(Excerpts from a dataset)
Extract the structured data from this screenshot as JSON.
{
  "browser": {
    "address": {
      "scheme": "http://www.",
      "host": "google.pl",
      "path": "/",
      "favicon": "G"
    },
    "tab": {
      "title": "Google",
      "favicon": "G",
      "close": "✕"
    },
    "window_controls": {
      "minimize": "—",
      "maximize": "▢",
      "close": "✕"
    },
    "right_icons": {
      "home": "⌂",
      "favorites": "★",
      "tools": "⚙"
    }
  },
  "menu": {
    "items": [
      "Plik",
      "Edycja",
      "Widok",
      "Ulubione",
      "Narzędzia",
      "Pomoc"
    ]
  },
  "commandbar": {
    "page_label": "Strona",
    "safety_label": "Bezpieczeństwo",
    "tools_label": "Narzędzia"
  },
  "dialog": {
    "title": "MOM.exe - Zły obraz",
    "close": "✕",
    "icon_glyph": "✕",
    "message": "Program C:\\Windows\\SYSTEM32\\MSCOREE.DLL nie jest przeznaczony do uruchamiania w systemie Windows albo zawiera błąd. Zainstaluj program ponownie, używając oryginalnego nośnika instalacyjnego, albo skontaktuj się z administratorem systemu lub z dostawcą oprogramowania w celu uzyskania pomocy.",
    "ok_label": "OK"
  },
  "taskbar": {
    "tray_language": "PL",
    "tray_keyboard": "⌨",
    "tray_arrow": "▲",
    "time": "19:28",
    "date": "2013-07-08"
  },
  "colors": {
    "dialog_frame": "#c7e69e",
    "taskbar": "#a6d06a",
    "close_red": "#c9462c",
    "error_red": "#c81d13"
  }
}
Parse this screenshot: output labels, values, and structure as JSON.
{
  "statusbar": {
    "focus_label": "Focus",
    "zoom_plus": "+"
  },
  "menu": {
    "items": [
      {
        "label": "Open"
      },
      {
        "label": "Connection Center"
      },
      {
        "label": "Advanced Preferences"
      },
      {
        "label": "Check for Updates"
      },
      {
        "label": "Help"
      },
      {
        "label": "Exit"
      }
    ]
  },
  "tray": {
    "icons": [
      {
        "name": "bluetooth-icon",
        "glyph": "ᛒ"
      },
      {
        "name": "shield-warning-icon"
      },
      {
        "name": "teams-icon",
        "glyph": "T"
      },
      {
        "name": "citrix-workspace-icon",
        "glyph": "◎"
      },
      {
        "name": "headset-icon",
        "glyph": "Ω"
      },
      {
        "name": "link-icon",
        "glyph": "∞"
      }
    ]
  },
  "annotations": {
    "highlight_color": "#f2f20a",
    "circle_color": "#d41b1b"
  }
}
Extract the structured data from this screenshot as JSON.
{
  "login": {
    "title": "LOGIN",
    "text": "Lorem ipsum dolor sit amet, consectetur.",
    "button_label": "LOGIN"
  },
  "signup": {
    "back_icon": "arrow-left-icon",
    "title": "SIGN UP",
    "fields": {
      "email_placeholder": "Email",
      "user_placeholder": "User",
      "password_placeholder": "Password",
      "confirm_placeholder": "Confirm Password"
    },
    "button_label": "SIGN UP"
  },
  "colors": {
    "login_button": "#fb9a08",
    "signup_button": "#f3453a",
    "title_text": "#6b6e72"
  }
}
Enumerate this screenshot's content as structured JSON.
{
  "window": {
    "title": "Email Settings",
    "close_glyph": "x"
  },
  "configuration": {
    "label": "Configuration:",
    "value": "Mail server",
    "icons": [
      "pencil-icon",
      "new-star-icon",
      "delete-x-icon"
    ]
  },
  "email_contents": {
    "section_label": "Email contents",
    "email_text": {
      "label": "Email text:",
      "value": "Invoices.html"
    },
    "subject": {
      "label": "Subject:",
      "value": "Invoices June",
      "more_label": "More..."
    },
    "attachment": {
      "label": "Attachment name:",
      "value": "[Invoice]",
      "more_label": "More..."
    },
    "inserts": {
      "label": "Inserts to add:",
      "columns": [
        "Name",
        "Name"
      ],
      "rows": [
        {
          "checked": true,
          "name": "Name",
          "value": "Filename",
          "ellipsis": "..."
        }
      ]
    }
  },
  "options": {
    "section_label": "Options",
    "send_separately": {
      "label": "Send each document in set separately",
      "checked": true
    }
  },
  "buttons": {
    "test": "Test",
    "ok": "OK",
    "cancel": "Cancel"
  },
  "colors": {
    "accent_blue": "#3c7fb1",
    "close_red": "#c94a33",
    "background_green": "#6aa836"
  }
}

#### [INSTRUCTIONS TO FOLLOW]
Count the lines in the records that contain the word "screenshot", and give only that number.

#### [PROBLEM SOLUTION]
4